Melber cited the House of Lords in the U.K., which tends to be raucous and takes pride in its grumbling. He wondered if this was the introduction to the United States becoming that level of politics.
"You know, usually I'm pretty pessimistic about the state of American politics, and to some extent the State of American culture, but I thought this was illuminating," said Carville. "Come on, this was entertaining, man. You know, if you like entertainment, you know, you couldn't see this and let them expose themselves, if you will, Lauren Boebert's husband, to see just how trashy these people are. How rude they are. How ill-mannered they are. And you don't get to see this very often at this level. And you really got to see it last night at this level. I'm a big believer that, you know, the state of the union, I mean, no one cares. It doesn't change anything. I don't know what it all changed last night, but it was vastly and enormously entertaining to me."
James Carville on White Trash GOP www.youtube.com
Entertainment giant Disney said Wednesday it was laying off 7,000 employees, in CEO Bob Iger's first major decision since he was asked back to lead the company late last year.
The layoffs follow similar moves by the US tech giants that have laid off thousands of workers as the economy sours and companies dial back a hiring spurt that began during the height of the pandemic.
"I do not make this decision lightly. I have enormous respect and appreciation for the talent and dedication of our employees worldwide," Iger said on a call to analysts after Disney posted its latest quarterly earnings.

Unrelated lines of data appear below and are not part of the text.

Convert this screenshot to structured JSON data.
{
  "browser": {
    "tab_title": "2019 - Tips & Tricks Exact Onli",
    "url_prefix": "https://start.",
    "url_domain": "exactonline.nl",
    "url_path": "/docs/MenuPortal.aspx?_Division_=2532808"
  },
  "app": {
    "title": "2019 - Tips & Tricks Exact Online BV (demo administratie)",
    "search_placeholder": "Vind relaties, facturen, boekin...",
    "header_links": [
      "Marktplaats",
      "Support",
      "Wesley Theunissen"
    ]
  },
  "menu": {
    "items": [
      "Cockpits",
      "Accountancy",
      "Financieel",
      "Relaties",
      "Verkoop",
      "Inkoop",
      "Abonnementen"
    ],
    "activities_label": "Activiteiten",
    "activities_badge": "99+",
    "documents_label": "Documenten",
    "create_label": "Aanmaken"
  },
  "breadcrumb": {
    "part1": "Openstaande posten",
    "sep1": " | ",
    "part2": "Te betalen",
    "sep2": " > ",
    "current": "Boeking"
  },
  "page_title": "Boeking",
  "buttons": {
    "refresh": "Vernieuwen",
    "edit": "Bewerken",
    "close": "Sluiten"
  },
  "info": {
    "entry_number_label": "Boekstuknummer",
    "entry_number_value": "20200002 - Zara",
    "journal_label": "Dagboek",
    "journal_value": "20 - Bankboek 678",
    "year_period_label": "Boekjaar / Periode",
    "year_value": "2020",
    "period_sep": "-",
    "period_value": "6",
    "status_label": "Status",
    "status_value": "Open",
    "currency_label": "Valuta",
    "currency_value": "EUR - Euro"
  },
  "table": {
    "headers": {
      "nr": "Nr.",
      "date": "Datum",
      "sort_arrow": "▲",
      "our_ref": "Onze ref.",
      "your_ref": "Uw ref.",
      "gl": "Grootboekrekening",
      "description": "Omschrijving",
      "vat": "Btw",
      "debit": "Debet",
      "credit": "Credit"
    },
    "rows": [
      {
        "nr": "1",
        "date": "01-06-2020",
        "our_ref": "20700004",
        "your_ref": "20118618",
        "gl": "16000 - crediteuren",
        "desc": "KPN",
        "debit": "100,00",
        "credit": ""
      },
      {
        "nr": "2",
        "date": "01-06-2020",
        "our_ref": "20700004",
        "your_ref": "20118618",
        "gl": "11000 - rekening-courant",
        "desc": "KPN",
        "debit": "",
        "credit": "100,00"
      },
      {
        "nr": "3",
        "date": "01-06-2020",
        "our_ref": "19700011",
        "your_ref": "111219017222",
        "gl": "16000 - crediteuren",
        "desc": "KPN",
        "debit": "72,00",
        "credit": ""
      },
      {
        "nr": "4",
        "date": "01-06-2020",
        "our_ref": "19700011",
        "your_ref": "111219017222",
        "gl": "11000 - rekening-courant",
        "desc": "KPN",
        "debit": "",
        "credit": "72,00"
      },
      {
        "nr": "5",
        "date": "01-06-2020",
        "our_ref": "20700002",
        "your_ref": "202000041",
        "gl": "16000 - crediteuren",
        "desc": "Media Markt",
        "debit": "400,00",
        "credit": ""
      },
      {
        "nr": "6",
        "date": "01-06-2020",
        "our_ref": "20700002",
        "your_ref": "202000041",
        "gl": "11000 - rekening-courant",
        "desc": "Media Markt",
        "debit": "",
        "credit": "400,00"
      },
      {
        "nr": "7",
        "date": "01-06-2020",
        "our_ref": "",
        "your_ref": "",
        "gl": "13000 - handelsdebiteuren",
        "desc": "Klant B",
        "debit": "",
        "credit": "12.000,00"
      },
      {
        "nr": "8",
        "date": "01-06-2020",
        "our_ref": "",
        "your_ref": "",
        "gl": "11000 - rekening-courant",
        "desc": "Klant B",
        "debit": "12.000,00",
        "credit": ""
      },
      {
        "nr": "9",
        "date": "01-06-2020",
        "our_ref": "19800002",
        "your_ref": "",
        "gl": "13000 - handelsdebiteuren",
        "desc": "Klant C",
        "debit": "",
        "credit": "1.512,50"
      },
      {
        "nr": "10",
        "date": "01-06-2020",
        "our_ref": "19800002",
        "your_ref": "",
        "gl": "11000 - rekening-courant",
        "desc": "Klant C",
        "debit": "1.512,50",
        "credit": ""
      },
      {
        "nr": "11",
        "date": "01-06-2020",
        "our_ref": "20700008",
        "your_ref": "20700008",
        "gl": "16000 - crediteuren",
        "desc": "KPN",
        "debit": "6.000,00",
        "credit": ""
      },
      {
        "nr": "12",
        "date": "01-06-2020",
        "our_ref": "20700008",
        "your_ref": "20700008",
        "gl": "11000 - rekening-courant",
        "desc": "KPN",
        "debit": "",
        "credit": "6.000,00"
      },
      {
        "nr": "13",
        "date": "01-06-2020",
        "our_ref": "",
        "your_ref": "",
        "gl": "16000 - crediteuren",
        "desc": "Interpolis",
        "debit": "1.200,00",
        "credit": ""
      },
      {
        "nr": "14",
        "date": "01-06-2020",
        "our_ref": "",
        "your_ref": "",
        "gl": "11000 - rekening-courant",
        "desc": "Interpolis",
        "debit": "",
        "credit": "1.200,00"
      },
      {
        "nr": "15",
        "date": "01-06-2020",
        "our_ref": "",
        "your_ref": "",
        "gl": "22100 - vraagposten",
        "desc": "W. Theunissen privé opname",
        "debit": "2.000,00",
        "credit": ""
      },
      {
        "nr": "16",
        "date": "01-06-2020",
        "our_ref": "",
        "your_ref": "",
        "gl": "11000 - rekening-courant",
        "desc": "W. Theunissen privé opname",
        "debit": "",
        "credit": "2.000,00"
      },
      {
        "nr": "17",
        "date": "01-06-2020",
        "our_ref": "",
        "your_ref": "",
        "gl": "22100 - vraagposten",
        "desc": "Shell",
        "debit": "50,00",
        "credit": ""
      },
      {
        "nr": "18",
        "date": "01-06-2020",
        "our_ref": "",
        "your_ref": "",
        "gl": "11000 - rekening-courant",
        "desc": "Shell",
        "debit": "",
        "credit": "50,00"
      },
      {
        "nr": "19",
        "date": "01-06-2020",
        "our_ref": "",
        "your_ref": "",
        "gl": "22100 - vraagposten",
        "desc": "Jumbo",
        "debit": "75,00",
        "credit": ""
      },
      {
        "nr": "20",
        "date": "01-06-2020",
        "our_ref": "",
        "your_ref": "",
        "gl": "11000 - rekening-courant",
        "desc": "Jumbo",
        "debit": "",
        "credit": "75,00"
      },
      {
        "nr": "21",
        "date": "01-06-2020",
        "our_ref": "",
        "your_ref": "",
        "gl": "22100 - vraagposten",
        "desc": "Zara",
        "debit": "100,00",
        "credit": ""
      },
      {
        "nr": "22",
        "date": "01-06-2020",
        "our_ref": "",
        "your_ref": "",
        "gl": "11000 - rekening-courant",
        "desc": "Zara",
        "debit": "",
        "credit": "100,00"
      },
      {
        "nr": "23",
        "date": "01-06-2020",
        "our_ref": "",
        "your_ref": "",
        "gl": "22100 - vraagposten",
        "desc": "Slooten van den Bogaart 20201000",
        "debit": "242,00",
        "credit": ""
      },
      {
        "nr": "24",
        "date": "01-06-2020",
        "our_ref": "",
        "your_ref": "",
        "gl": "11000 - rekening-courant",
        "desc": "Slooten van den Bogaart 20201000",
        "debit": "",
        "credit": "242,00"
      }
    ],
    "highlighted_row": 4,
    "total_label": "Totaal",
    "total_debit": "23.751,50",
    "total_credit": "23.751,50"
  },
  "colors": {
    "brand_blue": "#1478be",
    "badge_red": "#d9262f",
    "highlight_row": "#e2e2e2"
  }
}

According to its 2021 annual report, the group employed 190,000 people worldwide as of October 2 of that year, 80 percent of whom were full-time.
The storied company founded by Walt Disney also said its streaming service saw its first ever fall in subscribers last quarter as consumers cut back on spending.
Subscribers to Disney+, the streaming archrival to Netflix, fell one percent to 168.1 million customers on December 31, compared to three months earlier.
Analysts had broadly expected the decline, and the Disney share price remained was eight percent higher in post-session trading.
Investors were reassured by Disney's lower-than-expected operating losses for its streaming platforms at $1 billion for the October to December period.
Across its vast entertainment empire, the Disney Group saw revenues of $23.5 billion for the three month period, better than analysts had hoped.
Iger, who stepped down as CEO in 2020 after nearly two decades helming the storied company, was brought back after the board of directors ousted his replacement Bob Chapek. It was disappointed in his ability to rein in costs.
Chapek was also singled out for centralizing power around a small group of executives who made important decisions on content despite having little Hollywood experience.
Iger's new stint as CEO is facing major headwinds, including a campaign by activist investor Nelson Petz who is demanding major cost-cutting after he said Disney overpaid to buy the 20th Century Fox movie studio.
Disney is also caught in a spat with Florida governor Ron DeSantis who is looking to wrest back control of the area around Walt Disney World that has until now been controlled by the entertainment giant.
The politically conservative DeSantis, who is tipped as a possible US presidential candidate, is furious at Disney for criticizing a state law banning school lessons on sexual orientation.
Disney+’s struggles come as its archrival Netflix has emerged from its own rough patch and announced a solid boost in new subscribers for the end of last year.
In its own effort to rein back costs, Netflix has begun a campaign to stop password sharing among its hundreds of millions of global subscribers.
On Wednesday, Netflix revealed it had begun to crack down on password sharing in Canada, New Zealand, Portugal, and Spain as it continues to roll out its new policy worldwide.